#50 Brandon Lindsey (DE, Pittsburgh)
Outside linebacker or LEO prospect, had ten sacks last year but must feature without Jabaal Sheard.   

Just missed: Greg Childs (WR, Arkansas), Tyler Wilson (QB, Arkansas), Marcus Forston (DT, Miami), Manti Te’0 (LB, Notre Dame), Mike Adams (OT, Ohio State), Michael Floyd (WR, Notre Dame)

Janoris Jenkins transfers, will it save his career?

Thursday, May 12th, 2011

Throughout the 2010 college football season I wrote positive reviews about cornerback Janoris Jenkins. He stood out on a transitioning Florida Gators team, performing against the most talented receivers college football had to offer. In November I highlighted his ‘three strikes’ against Alabama’s Julio Jones, Georgia’s AJ Green and South Carolina’s Alshon Jeffery. All three had their least productive games in 2010 when covered by Jenkins.

Unfortunately it looks like a different ‘strike three’ has put Jenkins’ career in serious jeopardy.

I graded him in the top-15 and fully expected him to declare for the 2011 draft. It was some surprise that he chose not to, but perhaps the reasoning is now clearer. He recently had his third arrest during his time in Florida, two of those arrests are marijuana-related and all on misdemeanour charges. Tom Fornelli reported the following for CBS:

“Florida cornerback Janoris Jenkins has once again been busted by Gainesville police for marijuana possession. Barely more than a month after Jenkins appeared in a courtroom to deal with an arrest for marijuana possession, Jenkins was caught with a joint in his car early Saturday morning. According to the St. Petersburg Times, Jenkins had been smoking a cigar in a car parked in a parking lot. When Jenkins saw the police, he put the cigar down, got out of the car and walked away. The police then found the cigar in the center console of the car and found that it was not filled with tobacco. According to the Gainesville police department, Jenkins was given a notice to appear in court for possession of less than 20 grams of marijuana.”

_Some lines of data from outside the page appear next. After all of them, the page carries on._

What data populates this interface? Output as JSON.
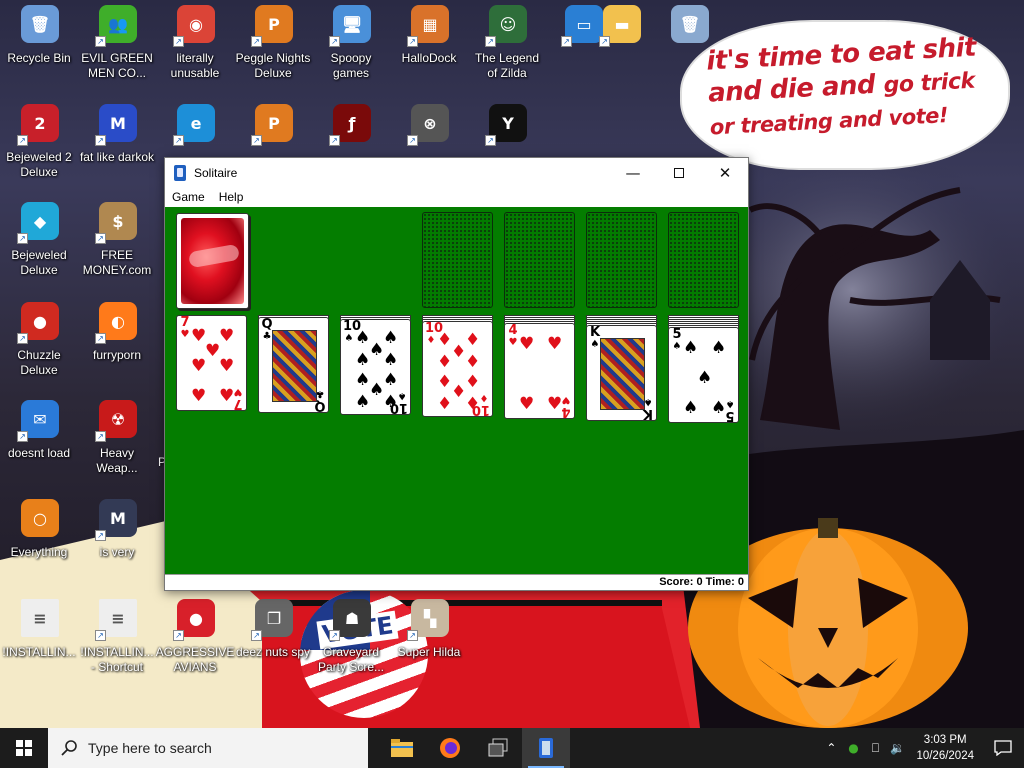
{
  "desktop": {
    "icons": [
      {
        "label": "Recycle Bin",
        "icon": "recycle-bin-icon",
        "color": "#6a9bd8",
        "glyph": "🗑"
      },
      {
        "label": "EVIL GREEN\nMEN CO...",
        "icon": "green-men-icon",
        "color": "#3fae2a",
        "glyph": "👥"
      },
      {
        "label": "literally\nunusable",
        "icon": "chrome-icon",
        "color": "#db4437",
        "glyph": "◉"
      },
      {
        "label": "Peggle Nights\nDeluxe",
        "icon": "peggle-icon",
        "color": "#e07a20",
        "glyph": "P"
      },
      {
        "label": "Spoopy\ngames",
        "icon": "network-computers-icon",
        "color": "#4a90d9",
        "glyph": "🖥"
      },
      {
        "label": "HalloDock",
        "icon": "hallodock-icon",
        "color": "#d9722a",
        "glyph": "▦"
      },
      {
        "label": "The Legend\nof Zilda",
        "icon": "zilda-icon",
        "color": "#2e6e3a",
        "glyph": "☺"
      },
      {
        "label": "",
        "icon": "windows-drive-icon",
        "color": "#2a7fd4",
        "glyph": "▭"
      },
      {
        "label": "",
        "icon": "folder-icon",
        "color": "#f2c14e",
        "glyph": "▬"
      },
      {
        "label": "",
        "icon": "recycle-bin-icon",
        "color": "#8aa9cf",
        "glyph": "🗑"
      },
      {
        "label": "Bejeweled 2\nDeluxe",
        "icon": "bejeweled2-icon",
        "color": "#c8202a",
        "glyph": "2"
      },
      {
        "label": "fat like darkok",
        "icon": "mpl-icon",
        "color": "#2a4cc8",
        "glyph": "M"
      },
      {
        "label": "",
        "icon": "edge-icon",
        "color": "#1d8fd8",
        "glyph": "e"
      },
      {
        "label": "",
        "icon": "peggle-icon",
        "color": "#e07a20",
        "glyph": "P"
      },
      {
        "label": "",
        "icon": "flash-icon",
        "color": "#7a0a0a",
        "glyph": "ƒ"
      },
      {
        "label": "",
        "icon": "uac-shield-icon",
        "color": "#555555",
        "glyph": "⊗"
      },
      {
        "label": "",
        "icon": "yashma-icon",
        "color": "#111111",
        "glyph": "Y"
      },
      {
        "label": "Bejeweled\nDeluxe",
        "icon": "bejeweled-icon",
        "color": "#20a8d8",
        "glyph": "◆"
      },
      {
        "label": "FREE\nMONEY.com",
        "icon": "money-bag-icon",
        "color": "#b08850",
        "glyph": "$"
      },
      {
        "label": "Chuzzle\nDeluxe",
        "icon": "chuzzle-icon",
        "color": "#d02a20",
        "glyph": "●"
      },
      {
        "label": "furryporn",
        "icon": "firefox-icon",
        "color": "#ff7a1a",
        "glyph": "◐"
      },
      {
        "label": "doesnt load",
        "icon": "thunderbird-icon",
        "color": "#2a7ad8",
        "glyph": "✉"
      },
      {
        "label": "Heavy\nWeap...",
        "icon": "radiation-icon",
        "color": "#c81a1a",
        "glyph": "☢"
      },
      {
        "label": "Everything",
        "icon": "everything-search-icon",
        "color": "#e8801a",
        "glyph": "○"
      },
      {
        "label": "is very",
        "icon": "mpl-shield-icon",
        "color": "#333a55",
        "glyph": "M"
      },
      {
        "label": "!INSTALLIN...",
        "icon": "text-file-icon",
        "color": "#eeeeee",
        "glyph": "≡"
      },
      {
        "label": "!INSTALLIN...\n- Shortcut",
        "icon": "text-file-icon",
        "color": "#eeeeee",
        "glyph": "≡"
      },
      {
        "label": "AGGRESSIVE\nAVIANS",
        "icon": "angry-bird-icon",
        "color": "#d8202a",
        "glyph": "●"
      },
      {
        "label": "deez nuts spy",
        "icon": "stack-windows-icon",
        "color": "#666666",
        "glyph": "❐"
      },
      {
        "label": "Graveyard\nParty Scre...",
        "icon": "graveyard-icon",
        "color": "#3a3a3a",
        "glyph": "☗"
      },
      {
        "label": "Super Hilda",
        "icon": "hilda-icon",
        "color": "#c8b8a0",
        "glyph": "▚"
      }
    ],
    "partial_label": "P"
  },
  "bubble": {
    "line1": "it's time to eat shit",
    "line2a": "and die and ",
    "line2b": "go trick",
    "line3": "or treating and vote!"
  },
  "vote_badge": "VOTE",
  "solitaire": {
    "title": "Solitaire",
    "menu": [
      "Game",
      "Help"
    ],
    "status": "Score: 0 Time: 0",
    "colors": {
      "felt": "#047d00",
      "red": "#e0101a"
    },
    "tableau": [
      {
        "rank": "7",
        "suit": "♥"
      },
      {
        "rank": "Q",
        "suit": "♣"
      },
      {
        "rank": "10",
        "suit": "♠"
      },
      {
        "rank": "10",
        "suit": "♦"
      },
      {
        "rank": "4",
        "suit": "♥"
      },
      {
        "rank": "K",
        "suit": "♠"
      },
      {
        "rank": "5",
        "suit": "♠"
      }
    ]
  },
  "taskbar": {
    "search_placeholder": "Type here to search",
    "time": "3:03 PM",
    "date": "10/26/2024"
  }
}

New Gators coach Will Muschamp wasted little time kicking him off the team in the most modern of ways – announcing the decision on Twitter.

Jenkins could’ve entered the 2011 supplemental draft but I understand no team would’ve taken him. It’s since been revealed he’ll transfer to Division II outfit North Alabama. If the 22-year-old can get his head down and stay out of trouble, he should dominate at that level of football. I’m not convinced there’s any way he can get back into first round contention due to the off-field concerns, but he’s still a player with amazing talent.

He’s very much a competitive playmaker with eight career interceptions. Despite not being the biggest or most physical cornerback (5-11, 190lbs) he plays above those limitations as witnessed against the likes of Jones, Green and Jeffery. In terms of coverage, he’s as good as it gets and has fluid hips, excellent recovery speed, a competitive streak to challenge for the ball and instinct. He could return kicks at North Alabama and put points on the board regularly.

Matthew Elder has highlighted some of the key matchups Jenkins will face next year in this excellent piece for the Examiner. Elder suggests games against Central Oklahoma, Abilene Christian and Delta State will be crucial in his attempts to get back into draft contention.

One more off the field incident and it could be game over. If Janoris Jenkins can use his departure from Florida as a major wake up call and get his head into football, there’s still no reason why he can’t get into the NFL and make a name for himself.